■ WORK INSTRUCTION: Extract each line of the data and write it out again exactly.

■ MATERIAL TO PROCESS:
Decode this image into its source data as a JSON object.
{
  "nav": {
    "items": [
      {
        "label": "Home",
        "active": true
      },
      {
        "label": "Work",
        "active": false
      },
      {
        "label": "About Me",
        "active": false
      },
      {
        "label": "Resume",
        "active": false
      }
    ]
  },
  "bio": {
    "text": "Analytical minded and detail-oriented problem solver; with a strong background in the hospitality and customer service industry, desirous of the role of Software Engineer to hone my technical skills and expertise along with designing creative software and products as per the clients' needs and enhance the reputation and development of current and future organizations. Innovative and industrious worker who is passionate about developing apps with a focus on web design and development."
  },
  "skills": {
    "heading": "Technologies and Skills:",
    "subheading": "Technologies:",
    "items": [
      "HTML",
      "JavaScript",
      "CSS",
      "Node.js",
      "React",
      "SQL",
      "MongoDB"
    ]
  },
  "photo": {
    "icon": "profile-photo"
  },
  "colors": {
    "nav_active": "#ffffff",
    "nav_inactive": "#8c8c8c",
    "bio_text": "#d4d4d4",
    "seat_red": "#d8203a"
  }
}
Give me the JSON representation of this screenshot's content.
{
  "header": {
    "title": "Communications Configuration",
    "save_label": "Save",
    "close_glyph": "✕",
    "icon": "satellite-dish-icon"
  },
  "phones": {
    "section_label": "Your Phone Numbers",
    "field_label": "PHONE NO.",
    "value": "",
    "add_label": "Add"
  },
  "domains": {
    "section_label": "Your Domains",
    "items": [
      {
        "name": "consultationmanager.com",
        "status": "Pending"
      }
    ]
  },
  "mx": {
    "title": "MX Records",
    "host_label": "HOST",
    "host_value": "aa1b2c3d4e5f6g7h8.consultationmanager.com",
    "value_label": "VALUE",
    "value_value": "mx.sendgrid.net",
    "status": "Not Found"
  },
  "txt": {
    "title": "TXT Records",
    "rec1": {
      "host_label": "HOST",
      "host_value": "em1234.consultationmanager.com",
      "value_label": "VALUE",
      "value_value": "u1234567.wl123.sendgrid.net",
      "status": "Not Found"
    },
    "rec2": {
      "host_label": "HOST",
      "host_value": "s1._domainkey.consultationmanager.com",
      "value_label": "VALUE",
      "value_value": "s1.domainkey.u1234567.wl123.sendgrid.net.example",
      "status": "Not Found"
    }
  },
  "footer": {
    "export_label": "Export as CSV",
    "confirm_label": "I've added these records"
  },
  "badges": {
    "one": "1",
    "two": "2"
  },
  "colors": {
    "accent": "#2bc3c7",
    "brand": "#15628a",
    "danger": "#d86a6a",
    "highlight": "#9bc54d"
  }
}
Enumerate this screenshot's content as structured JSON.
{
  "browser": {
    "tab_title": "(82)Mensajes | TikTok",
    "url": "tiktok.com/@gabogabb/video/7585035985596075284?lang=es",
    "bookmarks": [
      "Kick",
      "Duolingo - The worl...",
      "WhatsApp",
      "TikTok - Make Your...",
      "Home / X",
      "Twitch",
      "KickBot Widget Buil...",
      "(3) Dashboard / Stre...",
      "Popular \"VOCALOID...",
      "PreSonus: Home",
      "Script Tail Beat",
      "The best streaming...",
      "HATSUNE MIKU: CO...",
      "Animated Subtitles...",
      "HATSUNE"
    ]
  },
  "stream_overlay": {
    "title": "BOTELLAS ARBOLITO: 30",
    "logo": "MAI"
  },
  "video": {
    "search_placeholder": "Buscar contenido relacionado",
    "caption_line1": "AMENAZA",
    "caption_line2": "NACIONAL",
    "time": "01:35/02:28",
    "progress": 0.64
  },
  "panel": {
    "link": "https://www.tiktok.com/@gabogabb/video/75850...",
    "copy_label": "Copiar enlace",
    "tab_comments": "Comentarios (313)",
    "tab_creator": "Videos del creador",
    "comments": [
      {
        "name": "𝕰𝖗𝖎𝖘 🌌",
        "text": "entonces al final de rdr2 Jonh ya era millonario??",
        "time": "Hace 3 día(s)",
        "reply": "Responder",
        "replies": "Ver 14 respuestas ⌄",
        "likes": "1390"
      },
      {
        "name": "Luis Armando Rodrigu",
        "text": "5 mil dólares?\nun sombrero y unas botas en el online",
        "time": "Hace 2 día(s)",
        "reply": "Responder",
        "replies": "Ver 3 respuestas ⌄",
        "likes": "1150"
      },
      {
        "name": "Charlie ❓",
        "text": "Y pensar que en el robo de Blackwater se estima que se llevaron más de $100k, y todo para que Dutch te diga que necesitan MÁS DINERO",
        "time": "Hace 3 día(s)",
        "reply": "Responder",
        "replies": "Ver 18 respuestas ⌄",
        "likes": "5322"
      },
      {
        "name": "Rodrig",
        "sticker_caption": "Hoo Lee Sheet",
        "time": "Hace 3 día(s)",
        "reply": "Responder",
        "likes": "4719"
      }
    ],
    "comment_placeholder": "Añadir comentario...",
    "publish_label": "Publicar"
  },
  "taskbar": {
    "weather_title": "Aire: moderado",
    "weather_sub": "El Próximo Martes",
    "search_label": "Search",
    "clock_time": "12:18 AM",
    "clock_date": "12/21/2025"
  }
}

■ WRITTEN REPLY:
Decode this image into its source data as a JSON object.
{
  "nav": {
    "items": [
      {
        "label": "Home",
        "active": true
      },
      {
        "label": "Work",
        "active": false
      },
      {
        "label": "About Me",
        "active": false
      },
      {
        "label": "Resume",
        "active": false
      }
    ]
  },
  "bio": {
    "text": "Analytical minded and detail-oriented problem solver; with a strong background in the hospitality and customer service industry, desirous of the role of Software Engineer to hone my technical skills and expertise along with designing creative software and products as per the clients' needs and enhance the reputation and development of current and future organizations. Innovative and industrious worker who is passionate about developing apps with a focus on web design and development."
  },
  "skills": {
    "heading": "Technologies and Skills:",
    "subheading": "Technologies:",
    "items": [
      "HTML",
      "JavaScript",
      "CSS",
      "Node.js",
      "React",
      "SQL",
      "MongoDB"
    ]
  },
  "photo": {
    "icon": "profile-photo"
  },
  "colors": {
    "nav_active": "#ffffff",
    "nav_inactive": "#8c8c8c",
    "bio_text": "#d4d4d4",
    "seat_red": "#d8203a"
  }
}
Give me the JSON representation of this screenshot's content.
{
  "header": {
    "title": "Communications Configuration",
    "save_label": "Save",
    "close_glyph": "✕",
    "icon": "satellite-dish-icon"
  },
  "phones": {
    "section_label": "Your Phone Numbers",
    "field_label": "PHONE NO.",
    "value": "",
    "add_label": "Add"
  },
  "domains": {
    "section_label": "Your Domains",
    "items": [
      {
        "name": "consultationmanager.com",
        "status": "Pending"
      }
    ]
  },
  "mx": {
    "title": "MX Records",
    "host_label": "HOST",
    "host_value": "aa1b2c3d4e5f6g7h8.consultationmanager.com",
    "value_label": "VALUE",
    "value_value": "mx.sendgrid.net",
    "status": "Not Found"
  },
  "txt": {
    "title": "TXT Records",
    "rec1": {
      "host_label": "HOST",
      "host_value": "em1234.consultationmanager.com",
      "value_label": "VALUE",
      "value_value": "u1234567.wl123.sendgrid.net",
      "status": "Not Found"
    },
    "rec2": {
      "host_label": "HOST",
      "host_value": "s1._domainkey.consultationmanager.com",
      "value_label": "VALUE",
      "value_value": "s1.domainkey.u1234567.wl123.sendgrid.net.example",
      "status": "Not Found"
    }
  },
  "footer": {
    "export_label": "Export as CSV",
    "confirm_label": "I've added these records"
  },
  "badges": {
    "one": "1",
    "two": "2"
  },
  "colors": {
    "accent": "#2bc3c7",
    "brand": "#15628a",
    "danger": "#d86a6a",
    "highlight": "#9bc54d"
  }
}
Enumerate this screenshot's content as structured JSON.
{
  "browser": {
    "tab_title": "(82)Mensajes | TikTok",
    "url": "tiktok.com/@gabogabb/video/7585035985596075284?lang=es",
    "bookmarks": [
      "Kick",
      "Duolingo - The worl...",
      "WhatsApp",
      "TikTok - Make Your...",
      "Home / X",
      "Twitch",
      "KickBot Widget Buil...",
      "(3) Dashboard / Stre...",
      "Popular \"VOCALOID...",
      "PreSonus: Home",
      "Script Tail Beat",
      "The best streaming...",
      "HATSUNE MIKU: CO...",
      "Animated Subtitles...",
      "HATSUNE"
    ]
  },
  "stream_overlay": {
    "title": "BOTELLAS ARBOLITO: 30",
    "logo": "MAI"
  },
  "video": {
    "search_placeholder": "Buscar contenido relacionado",
    "caption_line1": "AMENAZA",
    "caption_line2": "NACIONAL",
    "time": "01:35/02:28",
    "progress": 0.64
  },
  "panel": {
    "link": "https://www.tiktok.com/@gabogabb/video/75850...",
    "copy_label": "Copiar enlace",
    "tab_comments": "Comentarios (313)",
    "tab_creator": "Videos del creador",
    "comments": [
      {
        "name": "𝕰𝖗𝖎𝖘 🌌",
        "text": "entonces al final de rdr2 Jonh ya era millonario??",
        "time": "Hace 3 día(s)",
        "reply": "Responder",
        "replies": "Ver 14 respuestas ⌄",
        "likes": "1390"
      },
      {
        "name": "Luis Armando Rodrigu",
        "text": "5 mil dólares?\nun sombrero y unas botas en el online",
        "time": "Hace 2 día(s)",
        "reply": "Responder",
        "replies": "Ver 3 respuestas ⌄",
        "likes": "1150"
      },
      {
        "name": "Charlie ❓",
        "text": "Y pensar que en el robo de Blackwater se estima que se llevaron más de $100k, y todo para que Dutch te diga que necesitan MÁS DINERO",
        "time": "Hace 3 día(s)",
        "reply": "Responder",
        "replies": "Ver 18 respuestas ⌄",
        "likes": "5322"
      },
      {
        "name": "Rodrig",
        "sticker_caption": "Hoo Lee Sheet",
        "time": "Hace 3 día(s)",
        "reply": "Responder",
        "likes": "4719"
      }
    ],
    "comment_placeholder": "Añadir comentario...",
    "publish_label": "Publicar"
  },
  "taskbar": {
    "weather_title": "Aire: moderado",
    "weather_sub": "El Próximo Martes",
    "search_label": "Search",
    "clock_time": "12:18 AM",
    "clock_date": "12/21/2025"
  }
}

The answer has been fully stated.